Martin, B. (2008). Enabling scientific dissent. New Doctor 88, 2–5.

Martin, B. (2013). ‘Whistleblowing: A Practical Guide.’ (Irene Publishing: Sparsnäs, Sweden.)

Martin, B., and Gray, T. (2005). How to make defamation threats and actions backfire. Australian Journalism Review 27, 157–166.

Martin, B., Baker, C. M. A., Manwell, C., and Pugh, C. (Eds) (1986). ‘Intellectual Suppression: Australian Case Histories, Analysis and Responses.’ (Angus & Robertson: Sydney.)

Moran, G. (1998). ‘Silencing Scientists and Scholars in Other Fields: Power, Paradigm Controls, Peer Review, and Scholarly Communication.’ (Ablex: Greenwich, CT.)

Mulkay, M., and Gilbert, G. N. (1982). Accounting for error: how scientists construct their social world when they account for correct and incorrect belief. Sociology 16, 165–183.
Accounting for error: how scientists construct their social world when they account for correct and incorrect belief.CrossRef |

Pring, G. W., and Canan, P. (1996). ‘SLAPPs: Getting Sued for Speaking Out.’ (Temple University Press: Philadelphia, PA.)

Robbins, R. (2017). A supplement maker tried to silence this Harvard doctor – and put academic freedom on trial. Stat 10(January). Available at: https://www.statnews.com/2017/01/10/supplement-harvard-pieter-cohen/ [accessed 15 May 2017].

Routley, R., and Plumwood, V. (1986). The ‘Fight for the Forests’ affair.
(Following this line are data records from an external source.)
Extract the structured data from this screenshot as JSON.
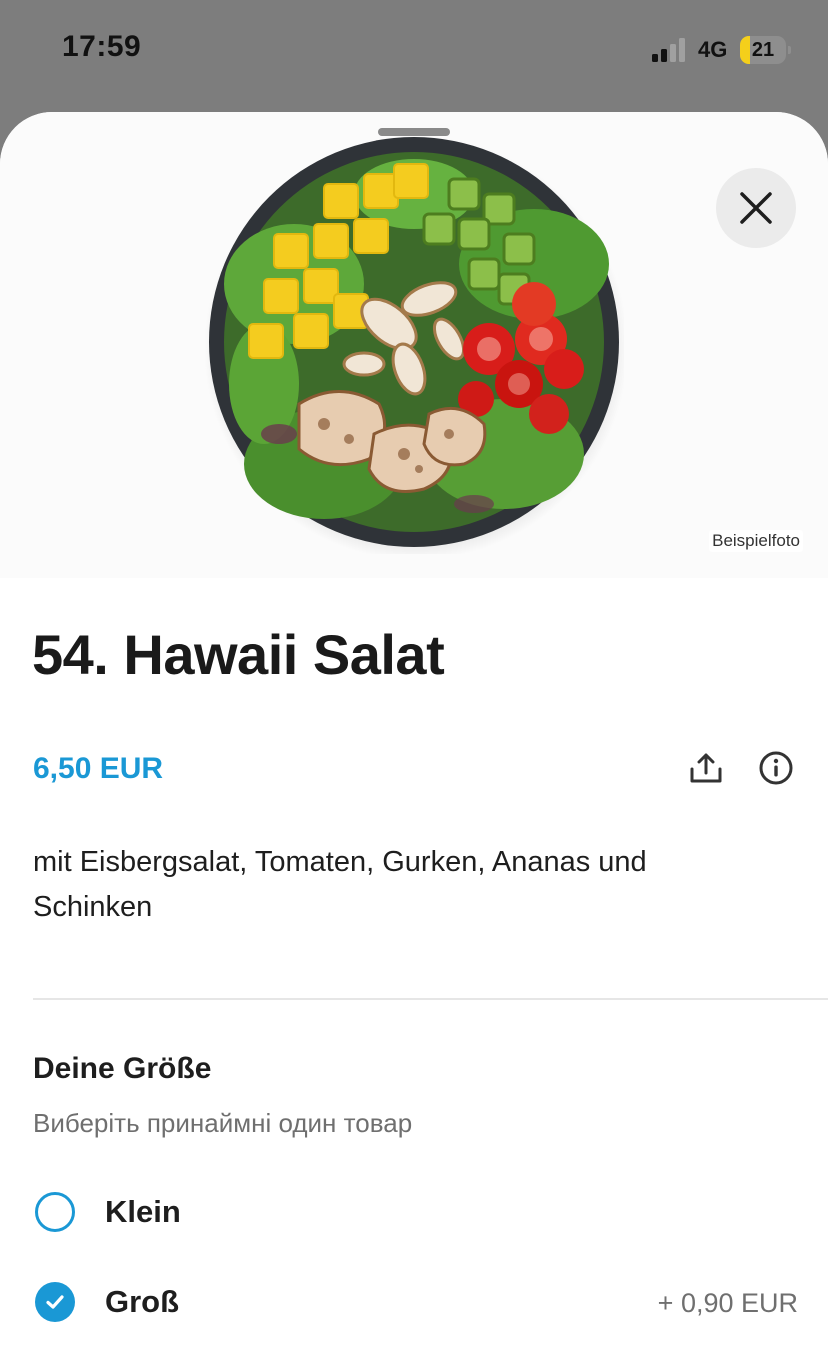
{
  "status_bar": {
    "time": "17:59",
    "network": "4G",
    "battery_level": "21",
    "battery_fraction": 0.21,
    "battery_color": "#f4cf1b"
  },
  "photo": {
    "caption": "Beispielfoto"
  },
  "item": {
    "title": "54. Hawaii Salat",
    "price": "6,50 EUR",
    "description": "mit Eisbergsalat, Tomaten, Gurken, Ananas und Schinken"
  },
  "icons": {
    "close": "close-icon",
    "share": "share-icon",
    "info": "info-icon",
    "check": "check-icon"
  },
  "size_section": {
    "title": "Deine Größe",
    "hint": "Виберіть принаймні один товар",
    "options": [
      {
        "label": "Klein",
        "extra": "",
        "selected": false
      },
      {
        "label": "Groß",
        "extra": "+ 0,90 EUR",
        "selected": true
      }
    ]
  },
  "colors": {
    "accent": "#1a98d5",
    "text": "#1e1e1e",
    "muted": "#6f6f6f"
  }
}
In ‘Intellectual Suppression: Australian Case Histories, Analysis and Responses’. (Eds B. Martin, C. M. A. Baker, C. Manwell, and C. Pugh.) pp. 70–73. (Angus & Robertson: Sydney.)

Routley, R., and Routley, V. (1973). ‘The Fight for the Forests.’ (Research School of Social Sciences, Australian National University: Canberra.)
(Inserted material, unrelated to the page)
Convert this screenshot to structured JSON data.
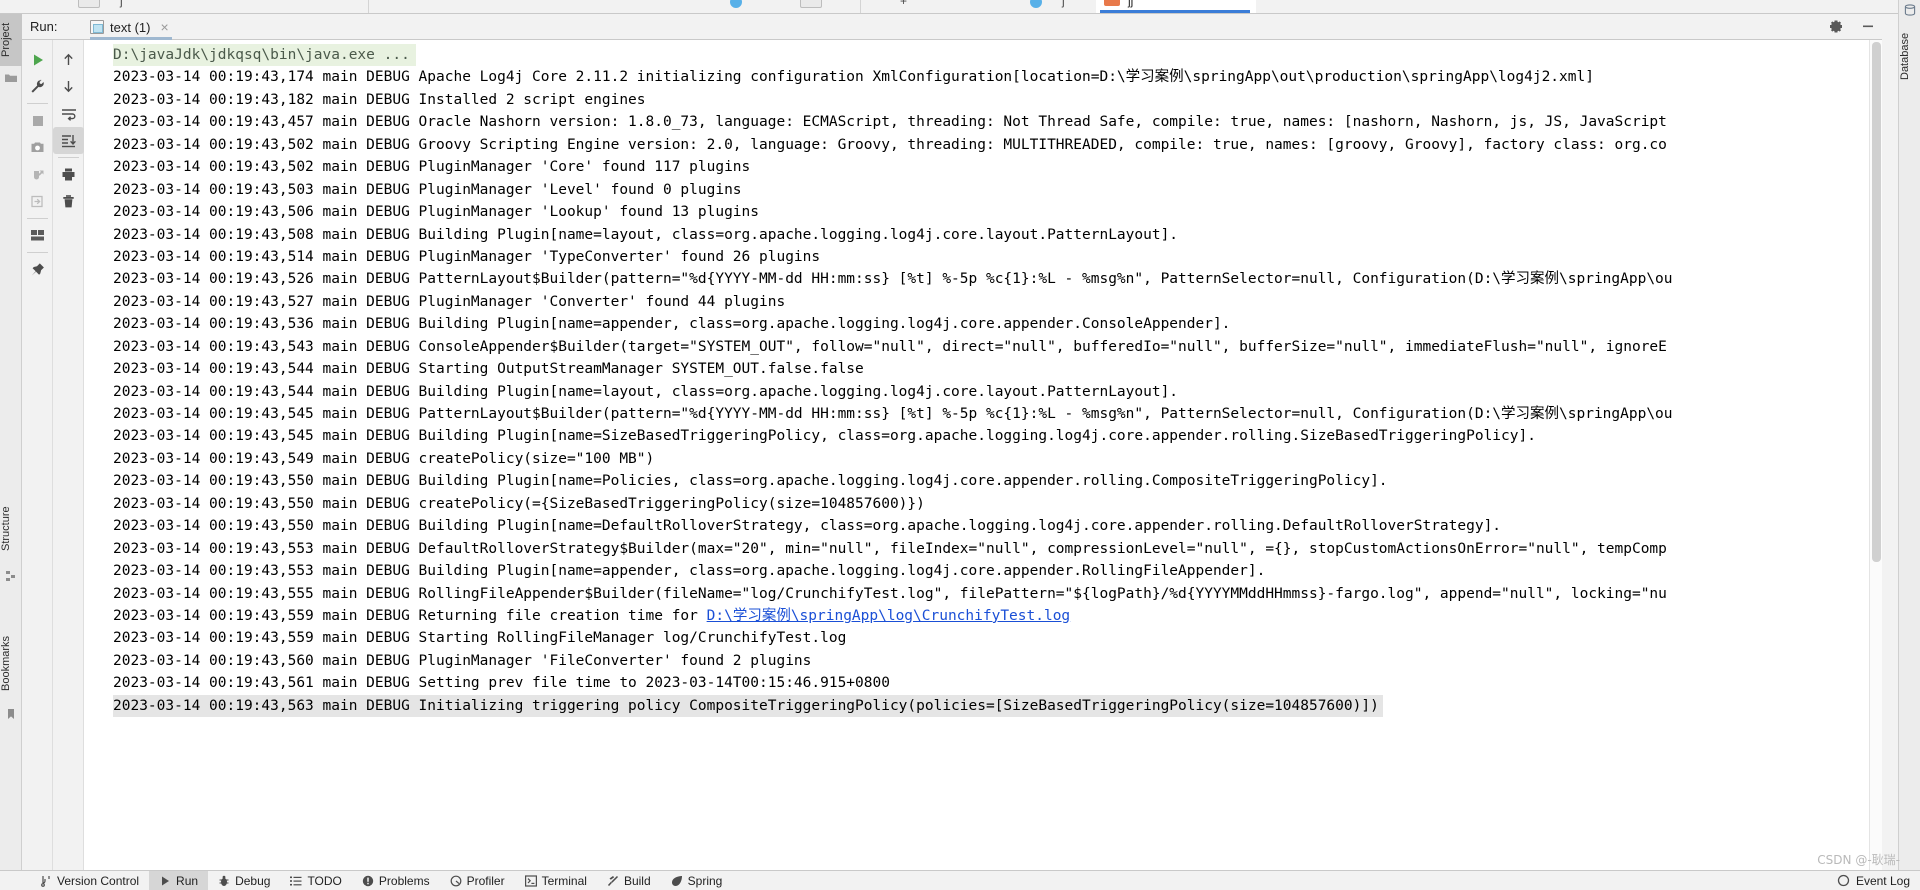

Wyatt, J., and Hare, C. (1997). ‘Work Abuse: How to Recognize and Survive It.’ (Schenkman Books: Rochester, VT.)



Export Citation